=== EXERCISE DIRECTIONS ===
Pick out each line of the records that includes the string "this", and copy it.

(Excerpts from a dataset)
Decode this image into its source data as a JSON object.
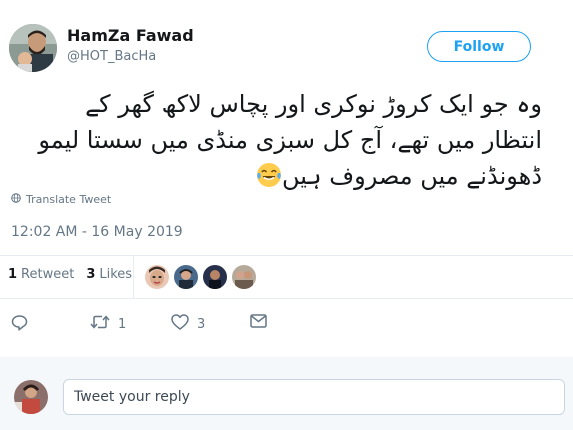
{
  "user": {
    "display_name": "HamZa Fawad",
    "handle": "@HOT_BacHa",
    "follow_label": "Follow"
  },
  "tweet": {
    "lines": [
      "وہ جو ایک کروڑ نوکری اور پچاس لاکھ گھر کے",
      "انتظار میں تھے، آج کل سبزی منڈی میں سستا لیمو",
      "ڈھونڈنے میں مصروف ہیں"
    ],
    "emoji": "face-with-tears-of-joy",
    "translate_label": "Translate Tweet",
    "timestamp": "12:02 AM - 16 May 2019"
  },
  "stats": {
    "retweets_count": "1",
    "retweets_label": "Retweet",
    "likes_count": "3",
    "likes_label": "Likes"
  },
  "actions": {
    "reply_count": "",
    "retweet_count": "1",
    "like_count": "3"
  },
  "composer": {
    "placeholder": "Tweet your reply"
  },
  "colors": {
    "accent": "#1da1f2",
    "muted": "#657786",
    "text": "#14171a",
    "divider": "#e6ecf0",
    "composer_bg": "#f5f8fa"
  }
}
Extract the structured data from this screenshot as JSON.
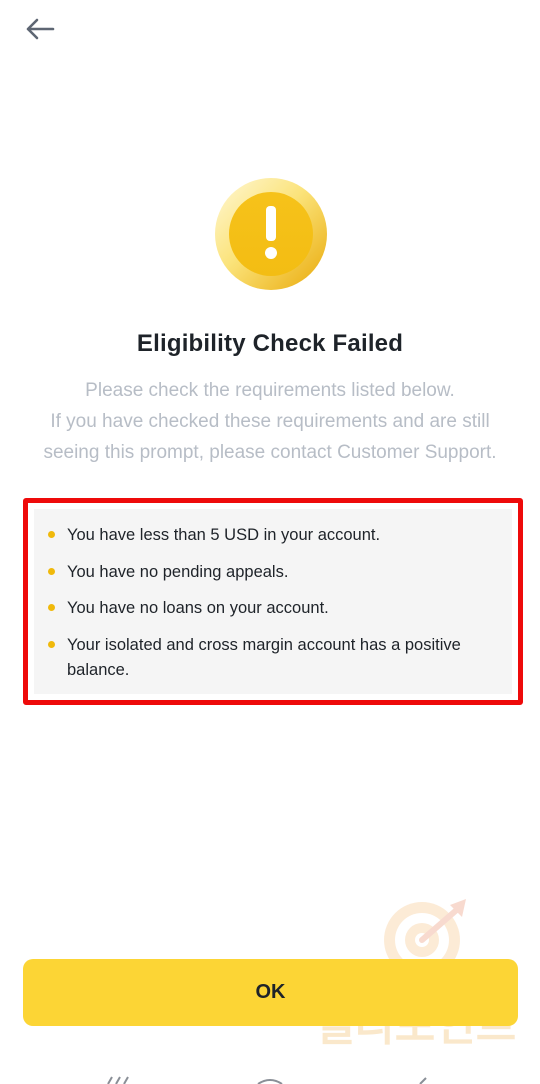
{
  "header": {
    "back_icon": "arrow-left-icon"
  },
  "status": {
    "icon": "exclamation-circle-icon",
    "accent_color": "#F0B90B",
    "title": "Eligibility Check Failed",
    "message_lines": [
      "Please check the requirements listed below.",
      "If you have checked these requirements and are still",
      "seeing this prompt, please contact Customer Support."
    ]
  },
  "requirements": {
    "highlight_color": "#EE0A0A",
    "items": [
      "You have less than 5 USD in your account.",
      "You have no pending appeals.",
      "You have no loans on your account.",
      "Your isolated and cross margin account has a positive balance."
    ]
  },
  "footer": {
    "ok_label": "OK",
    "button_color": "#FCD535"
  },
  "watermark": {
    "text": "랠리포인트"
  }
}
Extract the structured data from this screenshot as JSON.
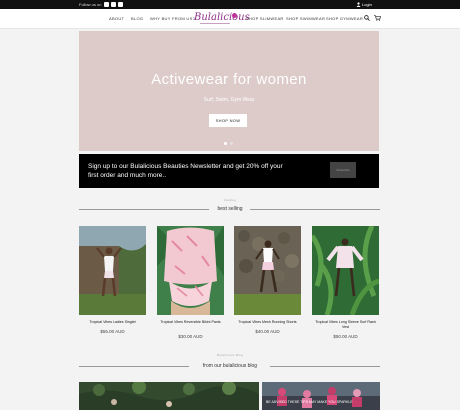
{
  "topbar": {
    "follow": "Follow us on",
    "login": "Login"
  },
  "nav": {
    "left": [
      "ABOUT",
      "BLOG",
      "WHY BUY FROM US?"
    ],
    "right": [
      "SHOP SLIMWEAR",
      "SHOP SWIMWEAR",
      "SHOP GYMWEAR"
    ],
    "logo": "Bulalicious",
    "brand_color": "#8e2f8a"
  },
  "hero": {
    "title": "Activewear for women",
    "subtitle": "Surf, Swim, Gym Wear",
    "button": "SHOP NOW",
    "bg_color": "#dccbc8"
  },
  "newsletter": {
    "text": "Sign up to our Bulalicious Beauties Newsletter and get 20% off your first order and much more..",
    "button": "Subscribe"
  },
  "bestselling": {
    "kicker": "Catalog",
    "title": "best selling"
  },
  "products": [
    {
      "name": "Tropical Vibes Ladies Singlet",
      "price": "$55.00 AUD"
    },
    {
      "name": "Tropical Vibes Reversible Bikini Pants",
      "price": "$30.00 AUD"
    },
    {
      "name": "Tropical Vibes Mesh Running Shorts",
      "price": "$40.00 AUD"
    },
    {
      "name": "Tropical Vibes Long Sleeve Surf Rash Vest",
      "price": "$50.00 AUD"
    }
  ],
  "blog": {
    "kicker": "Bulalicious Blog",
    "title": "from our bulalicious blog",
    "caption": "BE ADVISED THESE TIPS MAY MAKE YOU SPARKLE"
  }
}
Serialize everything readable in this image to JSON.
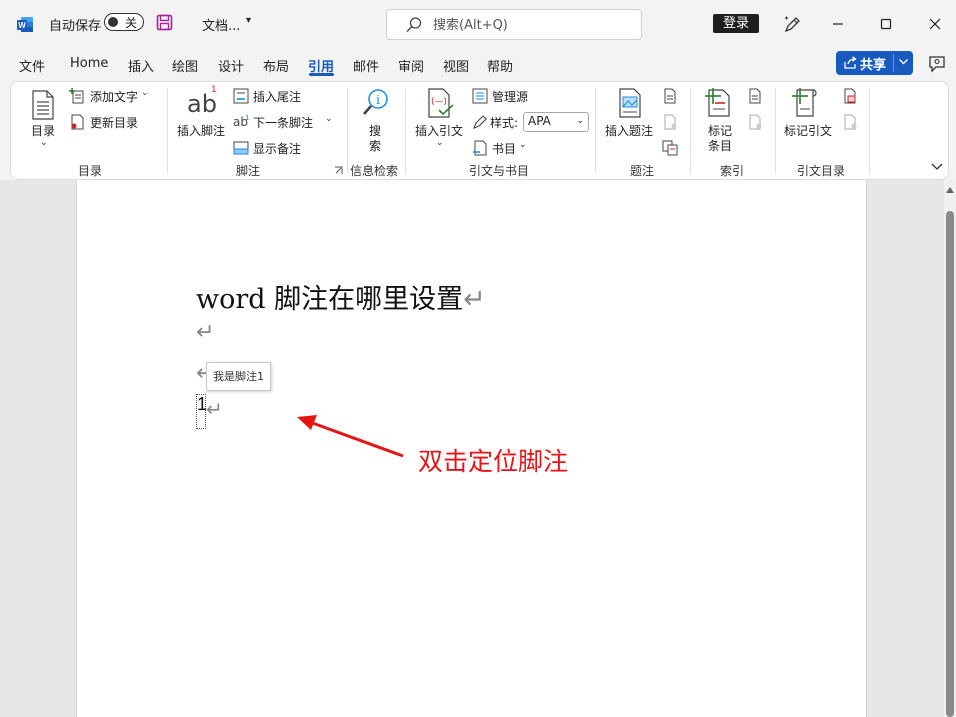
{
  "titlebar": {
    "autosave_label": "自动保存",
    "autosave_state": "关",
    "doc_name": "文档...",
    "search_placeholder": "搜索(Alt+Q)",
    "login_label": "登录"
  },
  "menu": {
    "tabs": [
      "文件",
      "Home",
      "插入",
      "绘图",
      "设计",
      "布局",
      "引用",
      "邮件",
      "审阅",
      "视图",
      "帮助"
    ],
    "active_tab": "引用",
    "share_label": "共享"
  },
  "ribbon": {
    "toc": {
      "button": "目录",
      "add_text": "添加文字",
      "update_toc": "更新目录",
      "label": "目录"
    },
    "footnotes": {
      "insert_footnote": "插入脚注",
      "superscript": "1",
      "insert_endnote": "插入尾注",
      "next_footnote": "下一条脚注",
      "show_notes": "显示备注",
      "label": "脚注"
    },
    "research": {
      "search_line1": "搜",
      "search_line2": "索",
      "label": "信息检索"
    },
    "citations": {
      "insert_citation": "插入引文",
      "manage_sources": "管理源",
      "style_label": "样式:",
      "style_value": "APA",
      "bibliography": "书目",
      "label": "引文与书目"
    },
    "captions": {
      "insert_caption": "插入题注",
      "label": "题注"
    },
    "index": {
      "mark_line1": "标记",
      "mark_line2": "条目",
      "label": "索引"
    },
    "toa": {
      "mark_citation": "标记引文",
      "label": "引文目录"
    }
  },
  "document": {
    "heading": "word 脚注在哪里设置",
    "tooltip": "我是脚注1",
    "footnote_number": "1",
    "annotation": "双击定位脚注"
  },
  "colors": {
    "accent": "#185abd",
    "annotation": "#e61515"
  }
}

=== REPLY ===
Decode this image into its source data as a JSON object.
Extract the structured data from this screenshot as JSON.
      "seeing this prompt, please contact Customer Support."
Extract the structured data from this screenshot as JSON.
Serialize everything readable in this image to JSON.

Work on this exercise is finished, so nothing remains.